Those involved in the burgeoning wind power field will be pleased by the conclusions of a team of medical doct...


An Alberta wind farm.
An Alberta wind farm.

Those involved in the burgeoning wind power field will be pleased by the conclusions of a team of medical doctors, audiologists and acoustical professionals.

The American and Canadian Wind Energy Associations established a scientific advisory panel in 2009 to review the current literature available on the issue of perceived health effects from wind turbines.

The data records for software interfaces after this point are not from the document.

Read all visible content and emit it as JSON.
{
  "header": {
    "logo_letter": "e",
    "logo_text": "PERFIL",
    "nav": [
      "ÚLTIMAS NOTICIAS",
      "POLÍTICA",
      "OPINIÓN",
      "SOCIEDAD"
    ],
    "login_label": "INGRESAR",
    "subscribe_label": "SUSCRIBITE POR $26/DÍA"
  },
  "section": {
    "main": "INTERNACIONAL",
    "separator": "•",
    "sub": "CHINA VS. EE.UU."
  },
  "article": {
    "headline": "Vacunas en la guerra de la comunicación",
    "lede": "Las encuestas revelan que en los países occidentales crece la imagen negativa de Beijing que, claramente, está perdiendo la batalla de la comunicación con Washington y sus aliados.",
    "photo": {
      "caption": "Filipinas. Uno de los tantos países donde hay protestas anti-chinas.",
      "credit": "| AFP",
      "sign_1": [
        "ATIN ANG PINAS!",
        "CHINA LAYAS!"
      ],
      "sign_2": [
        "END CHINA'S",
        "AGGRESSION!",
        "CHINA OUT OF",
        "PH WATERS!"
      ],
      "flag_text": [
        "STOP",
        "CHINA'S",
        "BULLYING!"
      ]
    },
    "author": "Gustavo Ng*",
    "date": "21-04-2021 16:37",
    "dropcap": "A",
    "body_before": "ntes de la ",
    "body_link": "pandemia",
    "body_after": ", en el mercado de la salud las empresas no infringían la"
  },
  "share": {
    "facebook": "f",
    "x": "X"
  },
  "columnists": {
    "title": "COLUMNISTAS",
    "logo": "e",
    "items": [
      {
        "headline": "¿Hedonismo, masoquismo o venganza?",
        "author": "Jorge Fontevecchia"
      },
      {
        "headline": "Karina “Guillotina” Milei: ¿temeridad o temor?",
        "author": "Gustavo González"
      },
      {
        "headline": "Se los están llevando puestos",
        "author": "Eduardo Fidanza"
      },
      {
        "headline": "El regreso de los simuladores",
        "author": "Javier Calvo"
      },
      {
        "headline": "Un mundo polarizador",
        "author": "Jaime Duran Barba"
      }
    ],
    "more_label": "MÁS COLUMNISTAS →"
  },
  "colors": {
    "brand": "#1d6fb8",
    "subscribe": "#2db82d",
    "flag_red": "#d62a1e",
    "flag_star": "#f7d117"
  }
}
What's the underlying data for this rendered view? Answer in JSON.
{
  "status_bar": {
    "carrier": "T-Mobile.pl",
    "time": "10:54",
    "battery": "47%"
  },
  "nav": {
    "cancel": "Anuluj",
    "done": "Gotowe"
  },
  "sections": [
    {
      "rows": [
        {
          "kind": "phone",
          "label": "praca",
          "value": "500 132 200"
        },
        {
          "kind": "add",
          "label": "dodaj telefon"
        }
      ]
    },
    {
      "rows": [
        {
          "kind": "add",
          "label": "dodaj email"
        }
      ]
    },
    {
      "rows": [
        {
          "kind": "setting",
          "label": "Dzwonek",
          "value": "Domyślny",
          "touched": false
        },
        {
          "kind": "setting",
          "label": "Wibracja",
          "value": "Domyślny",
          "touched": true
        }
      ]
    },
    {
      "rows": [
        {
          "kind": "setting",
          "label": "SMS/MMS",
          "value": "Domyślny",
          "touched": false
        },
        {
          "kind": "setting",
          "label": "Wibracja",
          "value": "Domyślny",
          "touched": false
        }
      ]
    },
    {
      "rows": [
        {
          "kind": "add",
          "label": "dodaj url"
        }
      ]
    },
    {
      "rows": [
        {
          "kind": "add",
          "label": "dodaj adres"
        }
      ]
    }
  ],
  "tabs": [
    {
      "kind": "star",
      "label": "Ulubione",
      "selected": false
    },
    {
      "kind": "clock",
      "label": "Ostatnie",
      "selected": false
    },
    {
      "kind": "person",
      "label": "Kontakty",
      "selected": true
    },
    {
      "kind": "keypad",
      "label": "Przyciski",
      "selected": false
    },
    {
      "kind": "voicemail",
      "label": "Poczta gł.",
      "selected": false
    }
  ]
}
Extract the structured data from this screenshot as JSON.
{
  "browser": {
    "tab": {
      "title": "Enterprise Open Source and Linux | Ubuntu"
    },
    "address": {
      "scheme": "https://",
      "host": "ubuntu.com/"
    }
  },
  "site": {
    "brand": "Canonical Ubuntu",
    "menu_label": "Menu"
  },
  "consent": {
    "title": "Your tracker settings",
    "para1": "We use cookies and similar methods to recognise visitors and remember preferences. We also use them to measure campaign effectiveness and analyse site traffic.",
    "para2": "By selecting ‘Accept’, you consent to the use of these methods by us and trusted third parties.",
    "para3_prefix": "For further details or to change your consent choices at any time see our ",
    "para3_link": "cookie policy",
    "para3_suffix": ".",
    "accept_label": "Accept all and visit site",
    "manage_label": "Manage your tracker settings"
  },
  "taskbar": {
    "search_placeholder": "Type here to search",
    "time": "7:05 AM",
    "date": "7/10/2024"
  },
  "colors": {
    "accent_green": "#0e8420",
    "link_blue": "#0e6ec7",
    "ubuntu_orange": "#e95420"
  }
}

The panel’s report, issued in December, states unequivocally that “There is no evidence that the audible or sub-audible sounds emitted by wind turbines have any direct adverse physiological effects.”

They also say, “The ground-borne vibrations from wind turbines are too weak to be detected by, or to affect, humans.”

The panel found that there is nothing unique about the sounds or vibrations emitted by the turbines, and that they are in fact “similar to the ambient noise levels in urban environments.”

The panel appreciated that some people do react to sounds that modulate in intensity or frequency, and noted that most complaints about wind turbine sound relate to the swishing sound produced by the blades.

However, basing their conclusions on a “substantial” body of accumulated knowledge about sound and health, the panel decided that the existing evidence indicates that claims of adverse health effects “are merely a subset of annoyance reactions,” and asserts,  “annoyance is not a pathological entity.”

The panel found that the epidemiological evidence for health effects did not exist, since there were no case-control or cohort studies conducted to date. The evidence of vibroacoustic disease (tissue inflammation and fibrosis associated with sound exposure) is “extremely dubious” at the levels of sound associated with wind turbines.

They also concluded that “the number and uncontrolled nature of existing case reports of adverse health effects alleged to be associated with wind turbines are insufficient to advocate for funding further studies.”

Members of the seven-person panel included W. David Colby, M.D., Acting Medical Officer of Health for Chatham-Kent and professors from the Universities of Texas, California, MIT and Western Washington. Mark Bastasch of CH2M Hill was technical advisor to the panel.

To see the report, visit www.canwea.ca/wind-energy/talkingaboutwind_e.php